The news: Walgreens announced a $5.2 billion investment in its retail clinic partner, VillageMD, a sharp rise from its $1 billion investment last year—increasing Walgreens’ ownership stake from 30% to 63%.
More on this: Walgreens’ investment in VillageMD fits neatly into its broader healthcare strategy to offer consumer-centric care.
Last year, Walgreens said that its previous investment in VillageMD would help its retail clinic partner open up 500 to 700 primary care practices across 30 US markets by 2025. Its new investment likely has encouraged further expansion: Walgreens will now open up 1,000 VillageMD clinics by 2027, per its press release.
Walgreens’ heightened interest in VillageMD coincides with an increase in consumers flocking to retail clinics to tap hyper-convenient healthcare services. Retail clinics like VillageMD and CVS offer them transparent prices and convenient booking options—areas where traditional primary care practices are still lacking.
What this means for the retail clinic battle: Walgreens will likely have a competitive advantage over competitors like Walmart and CVS in two key areas:
1. Geographic footprint: Even as Walgreens plans to aggressively expand its retail clinic presence, rivals like Walmart are slowing their in-person primary care roll, giving Walgreens a chance to zoom ahead and win greater mindshare among retail clinic customers.
Earlier this year, Insider reported Walmart is likely slowing down on its original plan to build 4,000 clinics by 2029. It still plans to open up 22 clinics this year, in addition to the 20 it already has.
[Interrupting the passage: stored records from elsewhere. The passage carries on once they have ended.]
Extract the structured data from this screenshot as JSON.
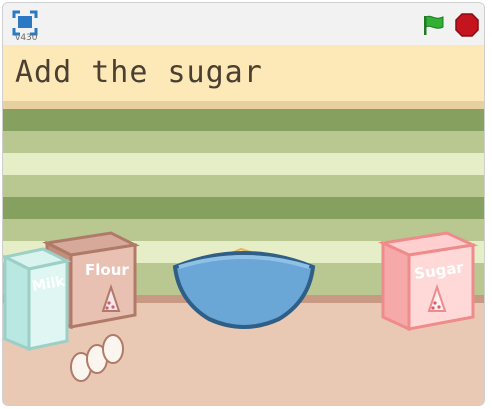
{
  "player": {
    "version": "v430",
    "icons": {
      "fullscreen": "fullscreen-icon",
      "green_flag": "green-flag-icon",
      "stop": "stop-icon"
    },
    "colors": {
      "flag": "#31b035",
      "stop": "#c4141d",
      "fullscreen": "#2b79c2"
    }
  },
  "stage": {
    "caption": "Add the sugar",
    "items": {
      "milk_label": "Milk",
      "flour_label": "Flour",
      "sugar_label": "Sugar"
    },
    "colors": {
      "caption_bg": "#fde8b8",
      "stripe_dark": "#86a060",
      "stripe_light": "#e6eec8",
      "floor": "#e9c9b4",
      "bowl": "#6aa6d6"
    }
  }
}
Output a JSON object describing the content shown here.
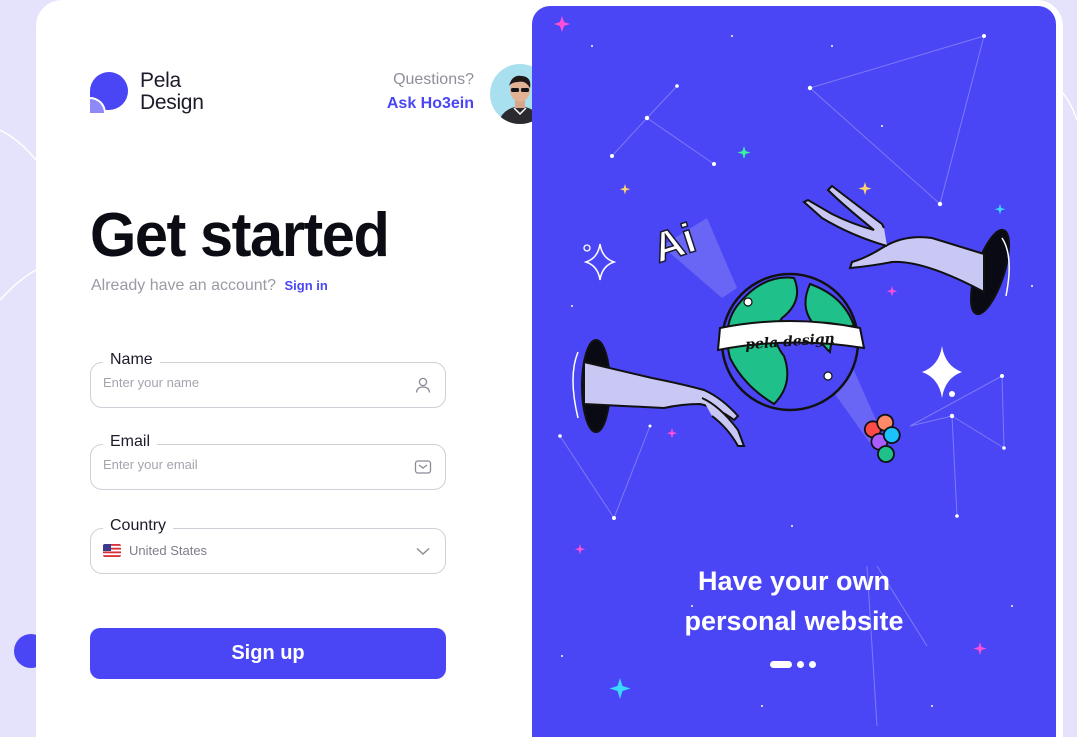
{
  "brand": {
    "line1": "Pela",
    "line2": "Design"
  },
  "help": {
    "question": "Questions?",
    "link": "Ask Ho3ein"
  },
  "heading": {
    "title": "Get started",
    "account_text": "Already have an account?",
    "signin_link": "Sign in"
  },
  "form": {
    "name": {
      "label": "Name",
      "placeholder": "Enter your name",
      "icon": "user-icon"
    },
    "email": {
      "label": "Email",
      "placeholder": "Enter your email",
      "icon": "mail-icon"
    },
    "country": {
      "label": "Country",
      "value": "United States",
      "icon": "chevron-down-icon"
    },
    "submit": "Sign up"
  },
  "illustration": {
    "badge_text": "pela design",
    "ai_text": "Ai"
  },
  "promo": {
    "line1": "Have your own",
    "line2": "personal website",
    "carousel": {
      "count": 3,
      "active": 1
    }
  },
  "colors": {
    "accent": "#4a46f5",
    "panel": "#4a46f5",
    "globe": "#1fc08a",
    "hand": "#c9c8f4"
  }
}
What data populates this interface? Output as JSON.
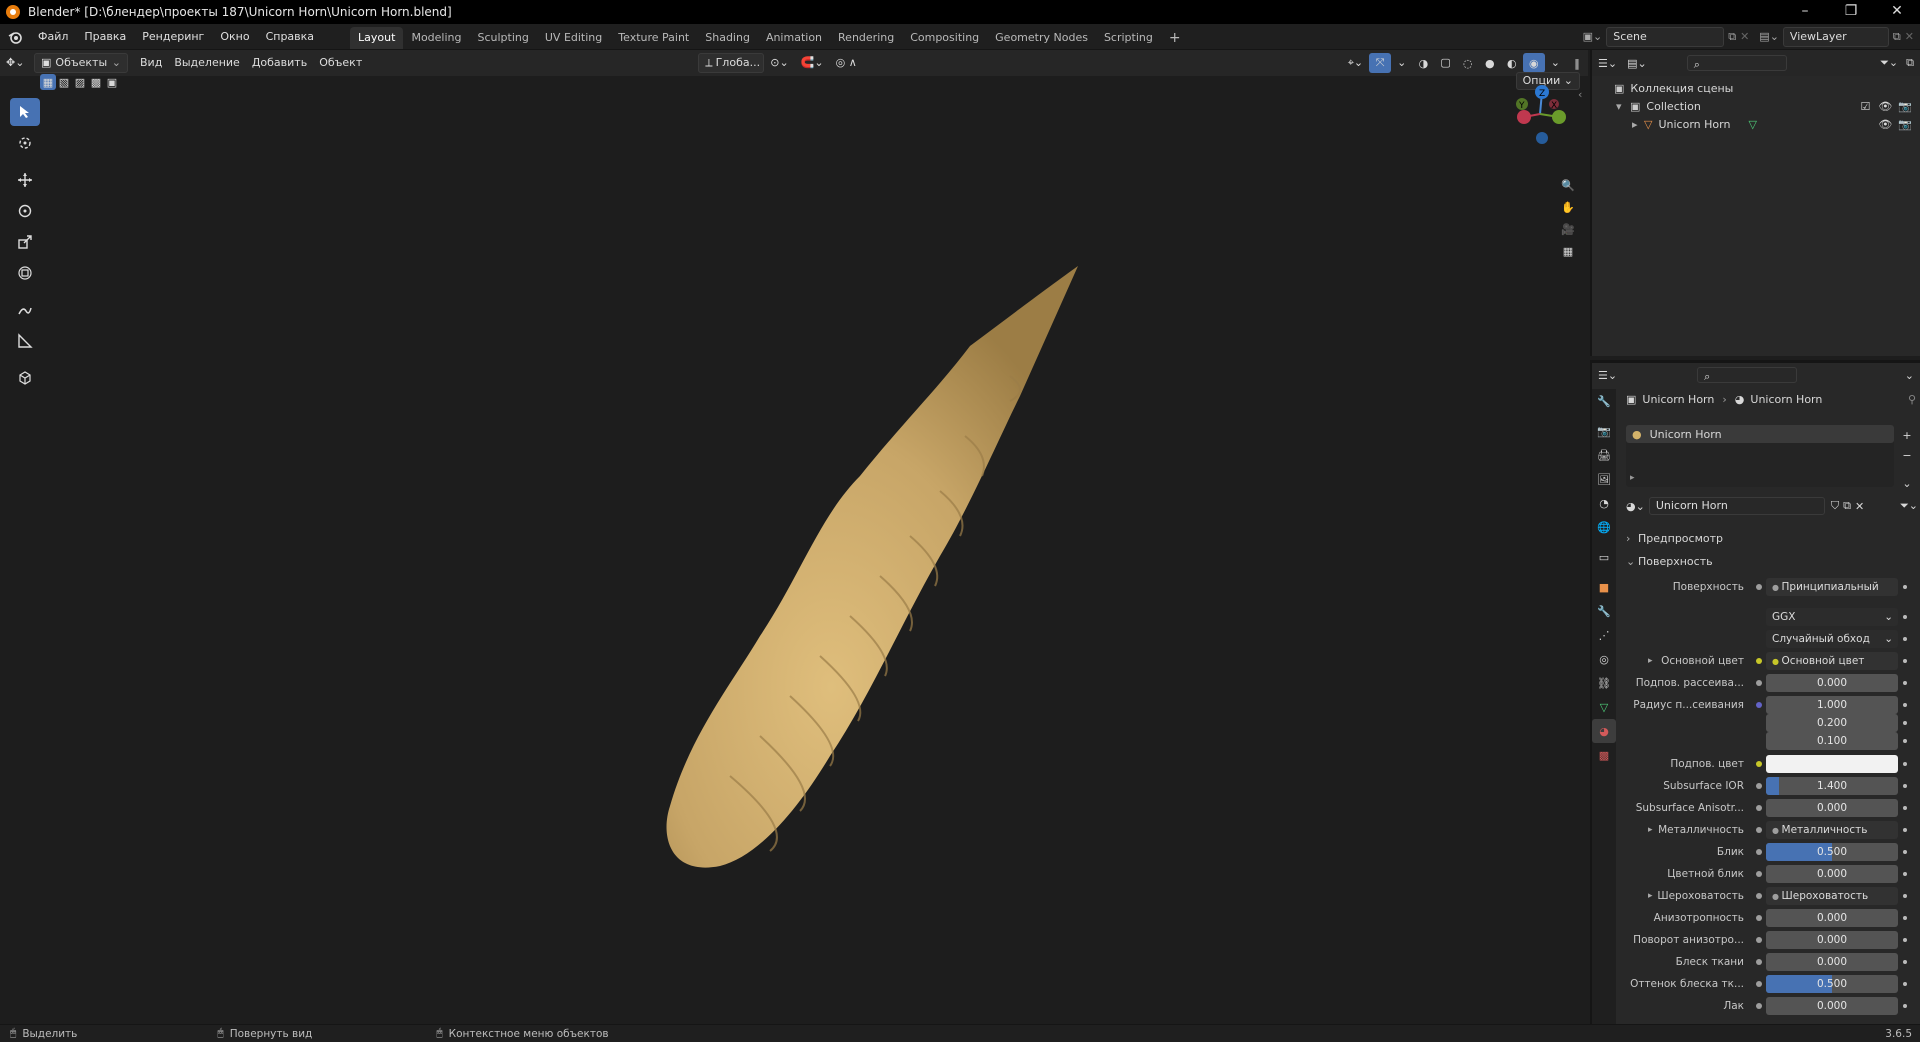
{
  "titlebar": {
    "title": "Blender* [D:\\блендер\\проекты 187\\Unicorn Horn\\Unicorn Horn.blend]"
  },
  "menu": [
    "Файл",
    "Правка",
    "Рендеринг",
    "Окно",
    "Справка"
  ],
  "workspaces": [
    "Layout",
    "Modeling",
    "Sculpting",
    "UV Editing",
    "Texture Paint",
    "Shading",
    "Animation",
    "Rendering",
    "Compositing",
    "Geometry Nodes",
    "Scripting"
  ],
  "active_workspace": "Layout",
  "scene": {
    "name": "Scene",
    "view_layer": "ViewLayer"
  },
  "viewport_header": {
    "mode": "Объекты",
    "items": [
      "Вид",
      "Выделение",
      "Добавить",
      "Объект"
    ],
    "transform": "Глоба...",
    "options": "Опции"
  },
  "outliner": {
    "root": "Коллекция сцены",
    "collection": "Collection",
    "object": "Unicorn Horn"
  },
  "properties": {
    "breadcrumb": [
      "Unicorn Horn",
      "Unicorn Horn"
    ],
    "slot": "Unicorn Horn",
    "material": "Unicorn Horn",
    "preview": "Предпросмотр",
    "surface_panel": "Поверхность",
    "rows": [
      {
        "label": "Поверхность",
        "value": "Принципиальный BSDF",
        "kind": "link",
        "dot": "gray"
      },
      {
        "label": "",
        "value": "GGX",
        "kind": "enum"
      },
      {
        "label": "",
        "value": "Случайный обход",
        "kind": "enum"
      },
      {
        "label": "Основной цвет",
        "value": "Основной цвет",
        "kind": "link",
        "dot": "yellow",
        "arrow": true
      },
      {
        "label": "Подпов. рассеива...",
        "value": "0.000",
        "kind": "num",
        "dot": "gray"
      },
      {
        "label": "Радиус п...сеивания",
        "value": "1.000",
        "kind": "num",
        "dot": "blue"
      },
      {
        "label": "",
        "value": "0.200",
        "kind": "num"
      },
      {
        "label": "",
        "value": "0.100",
        "kind": "num"
      },
      {
        "label": "Подпов. цвет",
        "value": "",
        "kind": "color",
        "dot": "yellow"
      },
      {
        "label": "Subsurface IOR",
        "value": "1.400",
        "kind": "num",
        "dot": "gray",
        "fill": 0.1
      },
      {
        "label": "Subsurface Anisotr...",
        "value": "0.000",
        "kind": "num",
        "dot": "gray"
      },
      {
        "label": "Металличность",
        "value": "Металличность",
        "kind": "link",
        "dot": "gray",
        "arrow": true
      },
      {
        "label": "Блик",
        "value": "0.500",
        "kind": "num",
        "dot": "gray",
        "fill": 0.5
      },
      {
        "label": "Цветной блик",
        "value": "0.000",
        "kind": "num",
        "dot": "gray"
      },
      {
        "label": "Шероховатость",
        "value": "Шероховатость",
        "kind": "link",
        "dot": "gray",
        "arrow": true
      },
      {
        "label": "Анизотропность",
        "value": "0.000",
        "kind": "num",
        "dot": "gray"
      },
      {
        "label": "Поворот анизотро...",
        "value": "0.000",
        "kind": "num",
        "dot": "gray"
      },
      {
        "label": "Блеск ткани",
        "value": "0.000",
        "kind": "num",
        "dot": "gray"
      },
      {
        "label": "Оттенок блеска тк...",
        "value": "0.500",
        "kind": "num",
        "dot": "gray",
        "fill": 0.5
      },
      {
        "label": "Лак",
        "value": "0.000",
        "kind": "num",
        "dot": "gray"
      }
    ]
  },
  "status": {
    "left": "Выделить",
    "middle": "Повернуть вид",
    "right": "Контекстное меню объектов",
    "version": "3.6.5"
  },
  "colors": {
    "accent": "#4772b3",
    "horn": "#c7a567",
    "brand": "#e87d0d"
  }
}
But leadership changes and “competing business priorities” that arose from the pandemic make it less likely that Walmart will carry out its original aggressive expansion strategy.
2. Consumer trust: Walgreens is the only retail player mirroring a doctor's office, which consumers trust more than traditional retail clinics.
About 16% of consumers aged 35 to 44 say they place trust in retail clinics to receive the best care, while 56% of consumers in the same group say they trust their primary care doctor, per an April to May 2021 Morning Consult survey of 2,200 US adults.
Walgreens is building on consumer trust by making its care model resemble a traditional primary care practice: Its retail clinics will be physician-led, unlike players like Walmart and CVS—which are primarily led by nurse practitioners and physician assistants.
Go Deeper: Check out our newly released Primary Care Disruptors report to learn more about how the primary care landscape is evolving alongside digital health transformation.